» **PROBLEM TO SOLVE**:
Pull out every line below holding the word "this".

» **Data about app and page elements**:
***

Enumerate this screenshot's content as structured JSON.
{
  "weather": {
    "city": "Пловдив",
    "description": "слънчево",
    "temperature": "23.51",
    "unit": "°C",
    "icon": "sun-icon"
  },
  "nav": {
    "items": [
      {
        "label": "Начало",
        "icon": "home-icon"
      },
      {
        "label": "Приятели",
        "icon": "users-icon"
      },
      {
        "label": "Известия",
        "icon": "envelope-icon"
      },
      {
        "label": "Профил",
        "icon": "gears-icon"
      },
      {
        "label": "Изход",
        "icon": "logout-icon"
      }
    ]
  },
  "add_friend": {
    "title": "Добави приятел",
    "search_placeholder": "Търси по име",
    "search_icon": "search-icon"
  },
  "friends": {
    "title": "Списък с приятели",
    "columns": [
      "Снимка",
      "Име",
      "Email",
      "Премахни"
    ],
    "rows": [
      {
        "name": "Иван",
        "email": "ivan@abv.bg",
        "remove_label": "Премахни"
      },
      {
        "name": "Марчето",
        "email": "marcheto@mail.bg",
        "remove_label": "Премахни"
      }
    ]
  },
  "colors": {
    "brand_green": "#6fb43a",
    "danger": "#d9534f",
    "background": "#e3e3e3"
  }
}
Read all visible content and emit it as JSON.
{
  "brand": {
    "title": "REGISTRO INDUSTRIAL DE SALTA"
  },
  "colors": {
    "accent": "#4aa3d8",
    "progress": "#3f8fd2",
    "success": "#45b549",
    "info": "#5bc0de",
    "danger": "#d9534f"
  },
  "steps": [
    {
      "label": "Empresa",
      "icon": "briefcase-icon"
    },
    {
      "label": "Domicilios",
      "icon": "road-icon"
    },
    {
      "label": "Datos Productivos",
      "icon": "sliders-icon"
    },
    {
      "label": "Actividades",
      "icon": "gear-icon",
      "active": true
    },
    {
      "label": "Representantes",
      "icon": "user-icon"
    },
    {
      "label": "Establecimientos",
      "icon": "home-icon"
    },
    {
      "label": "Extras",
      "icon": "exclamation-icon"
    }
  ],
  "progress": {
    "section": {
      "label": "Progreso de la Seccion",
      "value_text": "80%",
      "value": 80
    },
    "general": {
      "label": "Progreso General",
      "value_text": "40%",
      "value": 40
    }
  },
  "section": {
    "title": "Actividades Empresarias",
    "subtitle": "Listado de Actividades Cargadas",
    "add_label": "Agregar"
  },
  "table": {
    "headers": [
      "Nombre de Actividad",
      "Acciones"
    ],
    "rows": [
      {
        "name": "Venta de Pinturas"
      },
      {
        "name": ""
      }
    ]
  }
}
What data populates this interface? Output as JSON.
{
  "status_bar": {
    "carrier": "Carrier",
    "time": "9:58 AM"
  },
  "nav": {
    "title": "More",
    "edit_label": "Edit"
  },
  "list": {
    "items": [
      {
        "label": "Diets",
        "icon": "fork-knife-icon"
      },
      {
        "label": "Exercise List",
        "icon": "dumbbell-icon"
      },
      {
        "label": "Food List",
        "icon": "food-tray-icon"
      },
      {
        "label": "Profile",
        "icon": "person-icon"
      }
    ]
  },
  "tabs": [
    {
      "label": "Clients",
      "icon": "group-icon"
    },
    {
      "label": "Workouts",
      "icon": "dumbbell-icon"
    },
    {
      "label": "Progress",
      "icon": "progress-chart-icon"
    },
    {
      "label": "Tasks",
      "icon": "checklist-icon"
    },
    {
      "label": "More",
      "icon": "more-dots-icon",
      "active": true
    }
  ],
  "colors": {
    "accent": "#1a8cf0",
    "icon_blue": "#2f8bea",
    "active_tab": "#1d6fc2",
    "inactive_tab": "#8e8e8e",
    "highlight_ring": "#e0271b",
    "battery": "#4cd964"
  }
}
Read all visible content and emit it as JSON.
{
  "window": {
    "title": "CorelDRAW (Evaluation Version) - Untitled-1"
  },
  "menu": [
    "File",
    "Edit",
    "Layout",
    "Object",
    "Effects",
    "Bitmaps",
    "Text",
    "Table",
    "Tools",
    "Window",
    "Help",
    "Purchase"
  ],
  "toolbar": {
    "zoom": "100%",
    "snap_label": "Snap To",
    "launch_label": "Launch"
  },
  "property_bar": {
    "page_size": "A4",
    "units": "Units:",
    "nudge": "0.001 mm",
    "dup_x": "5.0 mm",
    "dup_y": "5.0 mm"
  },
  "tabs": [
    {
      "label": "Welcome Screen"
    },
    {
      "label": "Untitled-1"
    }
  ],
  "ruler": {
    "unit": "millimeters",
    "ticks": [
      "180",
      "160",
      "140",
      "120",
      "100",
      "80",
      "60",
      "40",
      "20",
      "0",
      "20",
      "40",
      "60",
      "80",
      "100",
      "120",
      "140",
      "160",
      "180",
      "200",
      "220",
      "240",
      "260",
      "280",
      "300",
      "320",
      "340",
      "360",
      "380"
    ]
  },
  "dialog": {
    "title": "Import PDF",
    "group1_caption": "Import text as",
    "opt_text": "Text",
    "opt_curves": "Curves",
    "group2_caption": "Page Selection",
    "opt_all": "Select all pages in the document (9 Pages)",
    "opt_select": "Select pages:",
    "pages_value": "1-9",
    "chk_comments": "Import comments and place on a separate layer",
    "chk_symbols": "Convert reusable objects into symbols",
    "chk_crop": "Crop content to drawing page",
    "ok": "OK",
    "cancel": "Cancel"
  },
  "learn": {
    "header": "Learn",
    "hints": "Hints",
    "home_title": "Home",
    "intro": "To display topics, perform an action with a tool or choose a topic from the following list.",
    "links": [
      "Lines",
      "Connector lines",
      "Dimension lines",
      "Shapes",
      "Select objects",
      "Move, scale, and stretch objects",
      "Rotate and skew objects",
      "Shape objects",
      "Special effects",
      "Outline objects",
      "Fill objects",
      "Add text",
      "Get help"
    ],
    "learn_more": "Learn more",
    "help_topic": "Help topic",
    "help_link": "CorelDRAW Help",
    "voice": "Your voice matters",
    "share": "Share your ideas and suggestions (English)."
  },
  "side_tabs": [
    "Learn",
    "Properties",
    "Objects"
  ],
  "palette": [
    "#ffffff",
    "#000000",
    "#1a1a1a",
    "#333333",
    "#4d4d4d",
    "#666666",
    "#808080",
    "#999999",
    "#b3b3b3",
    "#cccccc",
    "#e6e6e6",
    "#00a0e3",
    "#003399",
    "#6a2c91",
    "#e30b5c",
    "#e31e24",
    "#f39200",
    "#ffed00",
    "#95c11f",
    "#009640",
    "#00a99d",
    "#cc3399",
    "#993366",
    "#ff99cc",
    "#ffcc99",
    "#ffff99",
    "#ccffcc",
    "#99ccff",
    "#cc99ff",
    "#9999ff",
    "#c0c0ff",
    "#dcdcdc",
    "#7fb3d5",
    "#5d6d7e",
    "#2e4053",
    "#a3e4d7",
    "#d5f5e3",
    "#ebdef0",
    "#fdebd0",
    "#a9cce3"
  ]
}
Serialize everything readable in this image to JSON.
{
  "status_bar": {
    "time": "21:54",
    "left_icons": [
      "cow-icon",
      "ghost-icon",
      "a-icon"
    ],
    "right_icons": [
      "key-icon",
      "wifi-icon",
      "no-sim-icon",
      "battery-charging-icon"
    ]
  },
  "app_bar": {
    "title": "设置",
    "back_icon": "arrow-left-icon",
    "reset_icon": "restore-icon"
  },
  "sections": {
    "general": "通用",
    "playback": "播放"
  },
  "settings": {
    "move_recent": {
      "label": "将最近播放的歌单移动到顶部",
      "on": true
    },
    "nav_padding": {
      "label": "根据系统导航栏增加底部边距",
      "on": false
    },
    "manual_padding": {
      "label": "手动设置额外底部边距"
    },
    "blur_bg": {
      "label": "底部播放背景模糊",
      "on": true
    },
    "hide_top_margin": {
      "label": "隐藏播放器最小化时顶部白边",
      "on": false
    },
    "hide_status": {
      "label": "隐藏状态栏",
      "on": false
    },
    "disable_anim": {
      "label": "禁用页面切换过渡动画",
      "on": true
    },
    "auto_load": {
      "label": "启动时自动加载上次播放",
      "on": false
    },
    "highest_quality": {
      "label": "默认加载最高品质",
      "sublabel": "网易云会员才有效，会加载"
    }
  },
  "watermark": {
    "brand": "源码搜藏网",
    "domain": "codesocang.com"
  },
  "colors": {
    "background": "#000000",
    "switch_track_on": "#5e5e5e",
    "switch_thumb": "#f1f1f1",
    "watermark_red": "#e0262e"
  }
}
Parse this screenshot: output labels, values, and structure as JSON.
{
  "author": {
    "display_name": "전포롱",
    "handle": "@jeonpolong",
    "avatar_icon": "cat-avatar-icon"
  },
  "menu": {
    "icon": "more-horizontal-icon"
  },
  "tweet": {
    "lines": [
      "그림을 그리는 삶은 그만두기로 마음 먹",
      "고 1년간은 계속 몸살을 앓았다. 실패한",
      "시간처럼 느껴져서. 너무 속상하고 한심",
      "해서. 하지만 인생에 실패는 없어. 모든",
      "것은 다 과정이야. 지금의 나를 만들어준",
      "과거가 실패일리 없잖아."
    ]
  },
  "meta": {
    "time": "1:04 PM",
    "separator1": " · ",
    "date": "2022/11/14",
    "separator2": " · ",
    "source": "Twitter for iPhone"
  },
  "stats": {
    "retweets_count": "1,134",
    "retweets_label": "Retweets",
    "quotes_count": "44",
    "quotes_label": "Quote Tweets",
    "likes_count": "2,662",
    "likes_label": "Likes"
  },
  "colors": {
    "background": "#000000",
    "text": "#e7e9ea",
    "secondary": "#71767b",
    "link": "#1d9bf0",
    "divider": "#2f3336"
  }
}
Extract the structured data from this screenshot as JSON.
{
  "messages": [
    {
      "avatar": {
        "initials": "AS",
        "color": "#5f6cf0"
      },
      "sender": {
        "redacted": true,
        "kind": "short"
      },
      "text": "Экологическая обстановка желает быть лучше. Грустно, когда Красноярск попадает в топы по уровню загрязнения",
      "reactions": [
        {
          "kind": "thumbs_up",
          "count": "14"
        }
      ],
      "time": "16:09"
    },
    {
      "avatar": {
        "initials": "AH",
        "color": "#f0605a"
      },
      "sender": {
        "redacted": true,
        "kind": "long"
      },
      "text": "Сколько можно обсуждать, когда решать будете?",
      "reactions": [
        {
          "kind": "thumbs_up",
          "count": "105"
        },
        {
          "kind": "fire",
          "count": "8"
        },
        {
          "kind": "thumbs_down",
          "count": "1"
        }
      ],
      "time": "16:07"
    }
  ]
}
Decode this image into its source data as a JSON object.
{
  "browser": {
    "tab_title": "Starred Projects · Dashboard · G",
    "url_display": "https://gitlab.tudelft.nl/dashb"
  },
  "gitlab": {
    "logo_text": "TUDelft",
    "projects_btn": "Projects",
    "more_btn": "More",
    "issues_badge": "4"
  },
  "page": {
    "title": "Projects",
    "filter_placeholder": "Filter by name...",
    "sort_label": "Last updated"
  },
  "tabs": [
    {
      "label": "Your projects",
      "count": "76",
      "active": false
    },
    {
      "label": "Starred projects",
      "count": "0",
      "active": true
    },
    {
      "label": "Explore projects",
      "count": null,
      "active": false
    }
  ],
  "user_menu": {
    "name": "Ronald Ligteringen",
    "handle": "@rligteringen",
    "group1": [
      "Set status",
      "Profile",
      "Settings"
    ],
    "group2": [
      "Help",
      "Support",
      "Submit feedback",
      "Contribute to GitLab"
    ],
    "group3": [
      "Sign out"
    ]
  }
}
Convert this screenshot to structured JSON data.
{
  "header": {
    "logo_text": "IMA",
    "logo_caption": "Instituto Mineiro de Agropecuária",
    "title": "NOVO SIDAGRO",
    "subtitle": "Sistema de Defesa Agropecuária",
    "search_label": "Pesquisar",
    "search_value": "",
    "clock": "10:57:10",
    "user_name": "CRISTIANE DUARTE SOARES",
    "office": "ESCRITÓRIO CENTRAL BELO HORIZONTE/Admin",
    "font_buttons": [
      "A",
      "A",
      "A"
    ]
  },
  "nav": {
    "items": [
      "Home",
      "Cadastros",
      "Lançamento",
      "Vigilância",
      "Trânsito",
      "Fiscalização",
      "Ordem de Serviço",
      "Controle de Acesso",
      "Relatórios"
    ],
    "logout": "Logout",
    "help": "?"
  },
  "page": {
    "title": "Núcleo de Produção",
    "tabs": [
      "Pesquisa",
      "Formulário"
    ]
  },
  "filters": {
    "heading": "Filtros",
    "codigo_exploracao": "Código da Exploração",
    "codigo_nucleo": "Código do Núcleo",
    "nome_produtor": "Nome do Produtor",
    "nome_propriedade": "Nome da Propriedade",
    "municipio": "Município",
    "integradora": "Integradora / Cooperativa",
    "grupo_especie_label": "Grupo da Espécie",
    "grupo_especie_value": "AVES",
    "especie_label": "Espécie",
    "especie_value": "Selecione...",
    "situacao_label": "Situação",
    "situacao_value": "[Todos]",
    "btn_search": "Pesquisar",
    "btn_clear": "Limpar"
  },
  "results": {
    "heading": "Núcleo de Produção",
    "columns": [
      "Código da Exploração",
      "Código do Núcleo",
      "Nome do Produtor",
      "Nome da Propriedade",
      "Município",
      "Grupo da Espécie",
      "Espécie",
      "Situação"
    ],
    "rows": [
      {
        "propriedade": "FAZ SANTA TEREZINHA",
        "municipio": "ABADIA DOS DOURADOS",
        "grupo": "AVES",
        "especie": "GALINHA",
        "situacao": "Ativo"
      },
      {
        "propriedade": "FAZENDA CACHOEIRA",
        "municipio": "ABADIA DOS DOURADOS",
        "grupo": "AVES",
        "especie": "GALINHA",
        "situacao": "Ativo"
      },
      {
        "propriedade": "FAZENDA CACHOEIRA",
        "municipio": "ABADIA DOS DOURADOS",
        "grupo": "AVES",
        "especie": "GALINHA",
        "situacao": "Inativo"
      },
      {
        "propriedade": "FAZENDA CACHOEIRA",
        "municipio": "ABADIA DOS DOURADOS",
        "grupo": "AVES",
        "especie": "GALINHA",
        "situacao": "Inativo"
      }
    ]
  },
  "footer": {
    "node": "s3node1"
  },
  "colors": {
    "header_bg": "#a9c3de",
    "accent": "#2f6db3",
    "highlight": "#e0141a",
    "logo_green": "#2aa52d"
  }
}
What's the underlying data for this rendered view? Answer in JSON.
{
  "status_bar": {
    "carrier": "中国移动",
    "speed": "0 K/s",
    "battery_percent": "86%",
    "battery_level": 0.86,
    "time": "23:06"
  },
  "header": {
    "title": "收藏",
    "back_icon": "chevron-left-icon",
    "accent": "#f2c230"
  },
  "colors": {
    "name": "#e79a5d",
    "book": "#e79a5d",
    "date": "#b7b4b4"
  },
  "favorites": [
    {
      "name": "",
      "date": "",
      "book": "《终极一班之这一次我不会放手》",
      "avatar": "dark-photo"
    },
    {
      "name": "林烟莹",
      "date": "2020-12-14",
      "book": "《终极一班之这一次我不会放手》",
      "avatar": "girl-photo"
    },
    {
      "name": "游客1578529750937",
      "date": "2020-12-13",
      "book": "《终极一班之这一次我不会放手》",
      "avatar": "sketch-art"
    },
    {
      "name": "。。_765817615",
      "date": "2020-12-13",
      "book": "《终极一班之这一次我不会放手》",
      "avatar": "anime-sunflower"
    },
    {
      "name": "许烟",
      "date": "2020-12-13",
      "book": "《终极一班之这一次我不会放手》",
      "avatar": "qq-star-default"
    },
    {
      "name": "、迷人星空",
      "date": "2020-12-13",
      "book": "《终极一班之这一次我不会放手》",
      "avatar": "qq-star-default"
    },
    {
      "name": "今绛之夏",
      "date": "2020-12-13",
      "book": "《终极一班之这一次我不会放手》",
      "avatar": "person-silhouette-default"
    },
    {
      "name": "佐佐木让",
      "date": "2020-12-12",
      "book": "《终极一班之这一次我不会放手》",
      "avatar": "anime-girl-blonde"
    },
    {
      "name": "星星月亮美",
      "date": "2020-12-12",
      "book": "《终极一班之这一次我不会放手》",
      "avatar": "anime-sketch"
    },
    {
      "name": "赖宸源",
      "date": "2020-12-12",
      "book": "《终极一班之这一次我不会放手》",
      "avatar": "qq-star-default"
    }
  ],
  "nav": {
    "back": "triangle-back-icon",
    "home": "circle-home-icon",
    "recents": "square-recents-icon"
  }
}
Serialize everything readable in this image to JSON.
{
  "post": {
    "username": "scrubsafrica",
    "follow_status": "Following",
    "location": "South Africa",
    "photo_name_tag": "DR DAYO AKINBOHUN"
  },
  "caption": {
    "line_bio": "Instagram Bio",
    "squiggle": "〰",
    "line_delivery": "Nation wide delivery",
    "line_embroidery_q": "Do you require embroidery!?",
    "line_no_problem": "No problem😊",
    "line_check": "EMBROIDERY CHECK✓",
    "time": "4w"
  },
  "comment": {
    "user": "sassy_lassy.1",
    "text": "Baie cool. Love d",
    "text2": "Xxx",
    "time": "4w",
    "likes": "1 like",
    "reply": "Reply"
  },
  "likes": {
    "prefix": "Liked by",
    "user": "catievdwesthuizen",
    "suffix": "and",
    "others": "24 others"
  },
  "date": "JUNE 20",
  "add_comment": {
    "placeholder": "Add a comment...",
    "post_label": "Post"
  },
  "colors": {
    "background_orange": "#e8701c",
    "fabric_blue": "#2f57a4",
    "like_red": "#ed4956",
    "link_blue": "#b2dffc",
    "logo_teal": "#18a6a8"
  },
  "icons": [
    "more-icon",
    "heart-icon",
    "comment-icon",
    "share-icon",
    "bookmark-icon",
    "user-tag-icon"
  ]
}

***

» **SOLUTION TO THE PROBLEM**:
Enumerate this screenshot's content as structured JSON.
What data populates this interface? Output as JSON.
Serialize everything readable in this image to JSON.
Parse this screenshot: output labels, values, and structure as JSON.
Extract the structured data from this screenshot as JSON.
Decode this image into its source data as a JSON object.
Convert this screenshot to structured JSON data.
What's the underlying data for this rendered view? Answer in JSON.
Serialize everything readable in this image to JSON.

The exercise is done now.